Final speaker Mr Lau Tat Chuan provided the participants with an insight of energy psychology based on some past research done. He spoke about the ‘Integrator’ style of work-life prioritisation which has ‘dotted line boundaries’ between work tasks and personal life duties. “While it is not right or wrong to adhere to a specific style, it is more important to decide on a style that we are most comfortable with. It takes great coordination and vision to equalise the work-life balance scale.

Remaining optimistic
As life has its ups and downs, one must always look on the bright side and work hard to overcome the woes. Mr Darryl David shared two ‘Cs’ which have helped him in his working and personal life – communication and courage. He shared with the audience, some useful ‘tricks’ he had learnt for better communication with fellow colleagues and family members. He also explained that one also needs courage. He or she must dare to take action for the right cause even if it might not be the most popular plan, but is one that will bring long-term benefits. It can be as trivial as apologising to your children or making a big decision at work and taking full responsibility for the consequence.

Of course life has crests, troughs and dark long valleys, but as all the four speakers shared, one should be graceful for what one already has and be energetic in the pursuit of individual ambitions. “Life is not like a GPS system. It is more like navigating with a compass, where you roughly know the direction, but you may not always find the right direction to go towards the planned target. You need to persevere, confront the terrain or re-direct yourself when you meet the obstacles and opportunities”, concluded Mr Lau with a laugh.

The question and answer session which was facilitated by Forum Chairperson Associate Professor Yow Kin Choong, was one that was filled with interesting discussions among the participants and the speakers. At the end of the session, Professor Er Meng Hwa, Vice President-Designate (International Affairs) and Senior Associate Provost, NTU, presented tokens of appreciation to the Forum Chairperson and speakers.

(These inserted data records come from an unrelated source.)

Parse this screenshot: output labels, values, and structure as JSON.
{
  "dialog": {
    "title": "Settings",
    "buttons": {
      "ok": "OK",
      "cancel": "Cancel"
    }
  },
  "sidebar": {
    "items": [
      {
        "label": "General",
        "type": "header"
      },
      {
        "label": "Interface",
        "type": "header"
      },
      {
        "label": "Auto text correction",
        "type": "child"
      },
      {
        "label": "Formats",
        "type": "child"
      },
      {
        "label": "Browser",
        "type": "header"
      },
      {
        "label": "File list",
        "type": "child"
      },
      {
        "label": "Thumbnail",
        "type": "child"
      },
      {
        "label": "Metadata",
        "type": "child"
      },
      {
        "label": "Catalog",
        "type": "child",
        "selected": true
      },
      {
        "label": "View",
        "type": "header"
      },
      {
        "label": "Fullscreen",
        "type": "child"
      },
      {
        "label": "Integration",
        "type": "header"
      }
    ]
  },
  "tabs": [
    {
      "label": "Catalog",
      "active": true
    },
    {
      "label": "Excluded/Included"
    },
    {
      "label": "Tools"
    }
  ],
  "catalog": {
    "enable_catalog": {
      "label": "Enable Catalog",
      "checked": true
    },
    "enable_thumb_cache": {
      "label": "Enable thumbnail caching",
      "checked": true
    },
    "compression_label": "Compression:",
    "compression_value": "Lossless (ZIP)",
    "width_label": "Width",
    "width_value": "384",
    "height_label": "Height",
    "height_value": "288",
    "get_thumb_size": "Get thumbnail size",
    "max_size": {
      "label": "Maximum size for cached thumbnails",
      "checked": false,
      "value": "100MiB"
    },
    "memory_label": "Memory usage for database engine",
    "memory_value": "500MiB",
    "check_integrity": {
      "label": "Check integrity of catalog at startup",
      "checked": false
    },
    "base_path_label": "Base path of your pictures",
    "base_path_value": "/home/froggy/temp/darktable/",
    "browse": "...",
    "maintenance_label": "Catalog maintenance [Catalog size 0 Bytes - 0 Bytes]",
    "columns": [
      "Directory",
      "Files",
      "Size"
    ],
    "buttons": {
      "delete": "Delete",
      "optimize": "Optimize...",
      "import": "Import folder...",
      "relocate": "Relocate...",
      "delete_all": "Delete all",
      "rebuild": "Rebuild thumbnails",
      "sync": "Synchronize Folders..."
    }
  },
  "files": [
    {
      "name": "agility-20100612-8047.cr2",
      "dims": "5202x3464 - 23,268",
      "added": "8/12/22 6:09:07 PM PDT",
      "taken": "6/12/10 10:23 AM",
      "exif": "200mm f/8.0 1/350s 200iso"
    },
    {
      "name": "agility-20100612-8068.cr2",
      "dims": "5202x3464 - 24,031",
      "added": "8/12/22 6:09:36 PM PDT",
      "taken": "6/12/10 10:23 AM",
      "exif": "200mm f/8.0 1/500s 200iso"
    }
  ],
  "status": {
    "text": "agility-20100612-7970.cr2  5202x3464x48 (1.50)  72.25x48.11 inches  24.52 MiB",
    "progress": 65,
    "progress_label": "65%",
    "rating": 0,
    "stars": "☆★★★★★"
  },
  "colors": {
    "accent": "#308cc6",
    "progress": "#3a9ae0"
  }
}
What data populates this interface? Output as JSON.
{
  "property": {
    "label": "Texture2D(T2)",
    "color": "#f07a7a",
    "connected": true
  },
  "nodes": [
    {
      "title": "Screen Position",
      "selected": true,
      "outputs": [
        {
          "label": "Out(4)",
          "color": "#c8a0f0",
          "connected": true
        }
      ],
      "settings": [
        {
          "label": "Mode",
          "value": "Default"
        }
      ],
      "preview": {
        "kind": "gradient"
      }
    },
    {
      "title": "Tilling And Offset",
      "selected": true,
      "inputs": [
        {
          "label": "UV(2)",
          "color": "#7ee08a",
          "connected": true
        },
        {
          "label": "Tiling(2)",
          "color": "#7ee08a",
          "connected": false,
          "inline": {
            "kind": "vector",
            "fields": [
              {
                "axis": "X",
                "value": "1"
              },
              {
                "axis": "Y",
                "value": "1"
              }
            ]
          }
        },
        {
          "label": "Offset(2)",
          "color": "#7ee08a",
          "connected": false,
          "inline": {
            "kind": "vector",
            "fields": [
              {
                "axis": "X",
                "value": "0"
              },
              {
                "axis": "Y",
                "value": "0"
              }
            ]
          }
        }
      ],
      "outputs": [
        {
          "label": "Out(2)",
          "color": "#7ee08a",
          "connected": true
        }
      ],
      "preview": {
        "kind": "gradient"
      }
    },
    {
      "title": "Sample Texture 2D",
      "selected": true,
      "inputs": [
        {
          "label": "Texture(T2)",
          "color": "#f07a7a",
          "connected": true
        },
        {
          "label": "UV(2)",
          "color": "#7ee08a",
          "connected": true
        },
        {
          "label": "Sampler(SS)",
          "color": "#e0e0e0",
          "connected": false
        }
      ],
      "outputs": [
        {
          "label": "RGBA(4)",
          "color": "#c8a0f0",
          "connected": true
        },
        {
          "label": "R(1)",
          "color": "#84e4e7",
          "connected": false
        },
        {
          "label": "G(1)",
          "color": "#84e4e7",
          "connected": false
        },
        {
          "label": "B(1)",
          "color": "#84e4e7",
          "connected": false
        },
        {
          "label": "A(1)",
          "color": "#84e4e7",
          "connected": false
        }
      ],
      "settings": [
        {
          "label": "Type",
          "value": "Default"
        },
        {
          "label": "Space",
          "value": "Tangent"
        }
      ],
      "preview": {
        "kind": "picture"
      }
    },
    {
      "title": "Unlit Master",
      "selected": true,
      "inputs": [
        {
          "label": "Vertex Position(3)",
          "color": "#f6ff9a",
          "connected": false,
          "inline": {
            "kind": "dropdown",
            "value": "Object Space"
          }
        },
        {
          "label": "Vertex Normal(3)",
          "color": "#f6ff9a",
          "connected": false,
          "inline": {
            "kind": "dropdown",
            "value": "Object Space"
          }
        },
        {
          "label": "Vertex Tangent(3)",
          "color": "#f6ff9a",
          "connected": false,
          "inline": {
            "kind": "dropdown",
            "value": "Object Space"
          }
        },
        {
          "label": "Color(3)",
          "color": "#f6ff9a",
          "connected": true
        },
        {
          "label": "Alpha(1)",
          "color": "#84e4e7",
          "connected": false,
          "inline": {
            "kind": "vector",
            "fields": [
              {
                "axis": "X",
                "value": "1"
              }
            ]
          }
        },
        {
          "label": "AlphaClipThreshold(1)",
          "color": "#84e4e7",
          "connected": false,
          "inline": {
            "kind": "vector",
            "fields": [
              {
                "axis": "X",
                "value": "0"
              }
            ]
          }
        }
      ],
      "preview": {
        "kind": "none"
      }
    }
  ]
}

One of the participants, Mr Jeremy Ng (MAE/2007) found the forum session very useful as it helped him understand how others handle real world situations and how best one can pursue work-life balance.

© Alumni Affairs Office